So, I don’t know that the hell to do next. But, just know this, it’s only because you are so damn good and brilliant that I’m even considering staying with you, though there could be a point where that brilliance will no longer be enough. It could be now, or it could be later. You might want to start learning from these experiences.


The next day

Today I headed out to Doc’s for a very unusual Sunday appointment because of yesterday’s events. I could hardly speak when I arrived, and I thought he just started the neurofeedback right away. Later, I learned that we actually had a bit of a session before neurofeedback, but I don’t recall it.

After the neurofeedback session was done he said this to me, “We need to talk about getting you on some meds.”

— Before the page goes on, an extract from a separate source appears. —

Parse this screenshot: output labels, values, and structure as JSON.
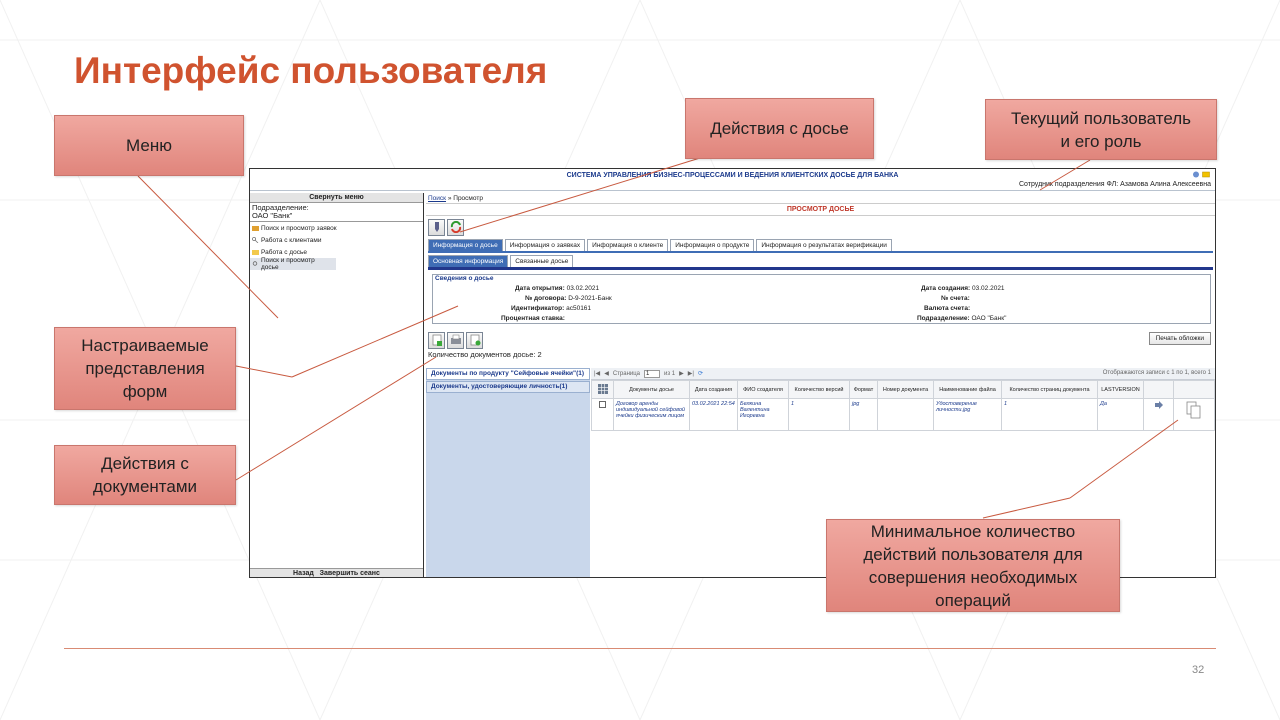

My brain just shut down when he said this as this is a rare psychiatrist who is very cautious about meds, and his eternal preference is to try a number of alternatives before turning to meds. In fact, when I originally came to him over a year ago I was on a mega dose of Lexapro, 40mg, with Xanax .25 as a PRN. There had been attempts by other clinicians to add Seroquel, Abilify, and Minipress, but those attempts were met with side effects that made all of those ventures short-lived. With Doc, I eventually got off of Lexapro, and I only have the Xanax as a PRN. I’ve considered this a victory, especially since I attribute part of my weight gain to this massive dose of Lexapro that I was on for 4 years.

But there we were with real talk of meds that I needed to consider. He prescribed Inderal for management of my PTSD symptoms and panic. I didn’t argue since he does not prescribe meds lightly. He also asked me to start taking the homeopathic stuff he recommended to me months ago.

At the end of the session he said this to me, “Honestly, I was frightened for you last night because it was Belle that was speaking to me on the phone. She’s never called me, and that really had me concerned for you.”

I became acutely aware that Doc’s actions yesterday and today kept me out of the hospital. Not only that, but they were far more helpful than any acute psychiatric hospital stay would be for me. The proof is in the pudding in that I was able to go grocery shopping after breakfast for the Thanksgiving pie I have to make on Wednesday night. I was even able to clean out my pantry, and make a simple dinner this evening. It was ass expensive to see him today, and I see my savings dwindling with neurofeedback sessions that insurance does not cover, but I am not complaining. No, sirreee, I am not. I may wind up broke after all of this, but it’s better than dead, and it’s better than completely undone.

Doc asked me to go eat something before I drove the 27 miles back home. He recommended a lovely restaurant in town, and they had this unique dish on the menu called shakshuka, basically baked eggs in a spicy tomato sauce.

That dish was just what the soul needed. There was also a chocolate croissant at the end of the meal that was unnecessary, but I let myself be indulgent with Letty. She likes sweets, and I still wanted to linger. Last night, I never would have guessed that I would be happily eating baked eggs with english breakfast tea and challah bread a mere 12 hours after I felt like the bottom of my world fell out from under me.